Darkness and Light

Written by Pastor Aaron Decker on Sunday, 25 December 2016 15:29.

Christmas Day - John 1:1-14

On Wednesday night this past week, our Confirmation Class gathered to talk about the story of the Exodus, when the Israelites left Egypt, crossed the Red Sea, and traveled out into the desert toward the land God had promised them.  We heard how God gave them the Ten Commandments at Mount Sinai, and how the Israelites began to put their worship life into place in the desert, building a movable temple and consecrating priests to serve God in this special place where he would come to visit them.  That notion of the temple as a thin place on earth, where God’s presence and glory comes to dwell among humankind, is a bit of an odd concept for Christians—at least at first glance.  For our students, it became even more strange when we noted that only consecrated priests were allowed to enter into the temple’s inner sanctum, the tabernacle.  Anyone else going there would die.

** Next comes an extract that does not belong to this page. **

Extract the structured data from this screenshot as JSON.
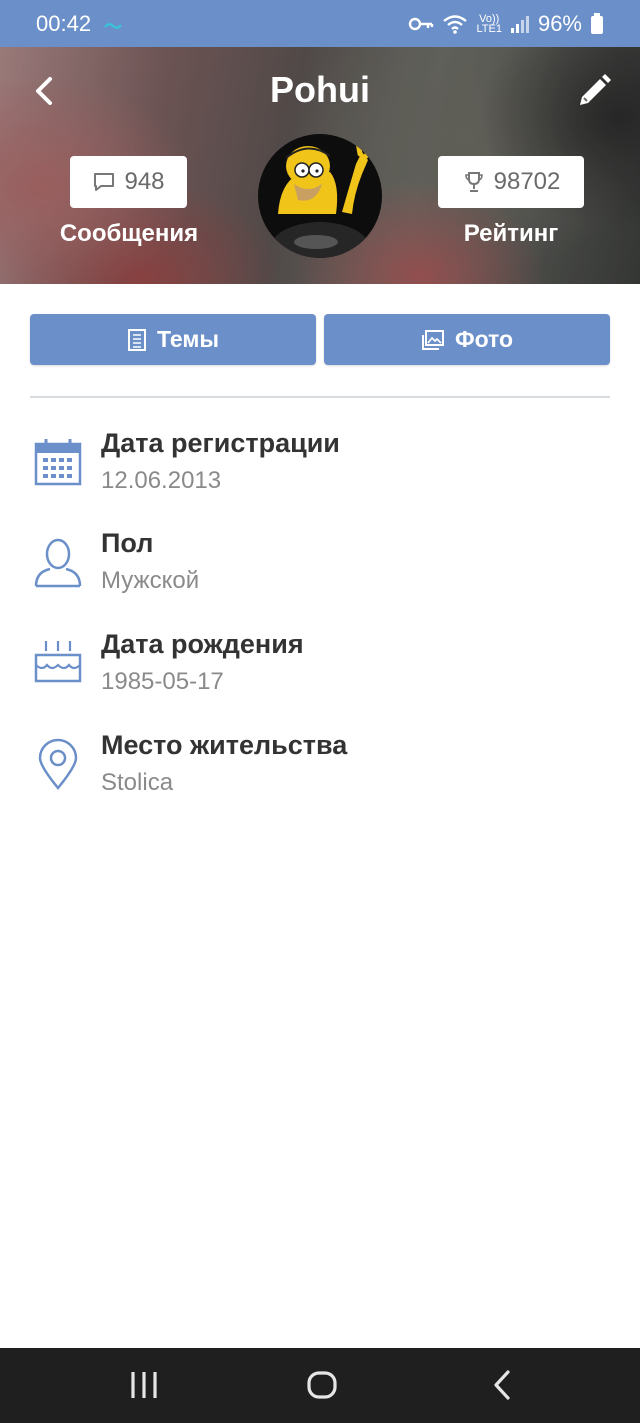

Righteous Son of David

Written by Pastor Dan Wilfrid on Sunday, 18 December 2016 15:30.

Advent 4(A)    Matthew 1:18-25

On this Fourth Sunday of Advent, this final Sunday BEFORE Christmas, we get to hear Matthew’s Christmas story, and the first thing we notice is that Matthew’s Christmas story is pretty much Joseph’s story from start to finish. When Mary turns up pregnant, Joseph puzzles over what to do. God’s angel comes - not to Mary to enlist her cooperation - but to Joseph to enlist his. Matthew seems not to care at all about Mary’s character or background or how she deals with this surprising turn of events.

The seventeen verses that begin his gospel and precede this passage are a genealogy of Joseph – starting with Abraham and passing through King David on the way to Joseph, the husband of Mary, of whom Jesus was born. Joseph, Joseph, Joseph – Matthew’s Christmas story is all about Joseph.


God of Promise

Written by Pastor Dan Wilfrid on Sunday, 20 November 2016 08:13.

Christ the King C       Luke  23:33-43

This festival day of Christ the King is a kind of New Year’s Eve for the church. It marks the end of another liturgical journey through the seasons of our Christian story and faith, celebrated on this final Sunday before we begin anew next Sunday with another Advent dawn. It’s day on which our Bible readings offer us a vision of all divine promises kept and of a world fulfilled in all peace and justice by a faithful God under the reign of our risen Lord Jesus.

Only unlike the other New Year’s Eve that will come in about forty days, this one is less focused on what we resolve to do to make our lives and world better, and instead focuses on what God has done and promises to do through the already begun and sure to be completed reign of the crucified and risen Messiah King, Jesus. This day marks an ending that cycles us right back to the beginning, reminding us that our faith story is not one that begins with promise and ends with fulfillment, but is in fact a journey that both begins and ends with promise, that the life of Christian faith is for us from beginning to end a story of not-yet-ness, and that fulfillment, or something that looks even remotely like fulfillment, is still at some undetermined time and place in the future for us and not where we’ve already arrived. The church year that begins with the promise of a Messiah’s birth, ends with a story of that same Messiah dying on a cross, with the title of King nailed over his head only in derision, and yet that King still promising paradise; promising fulfillment and future joy to a dying thief beside him.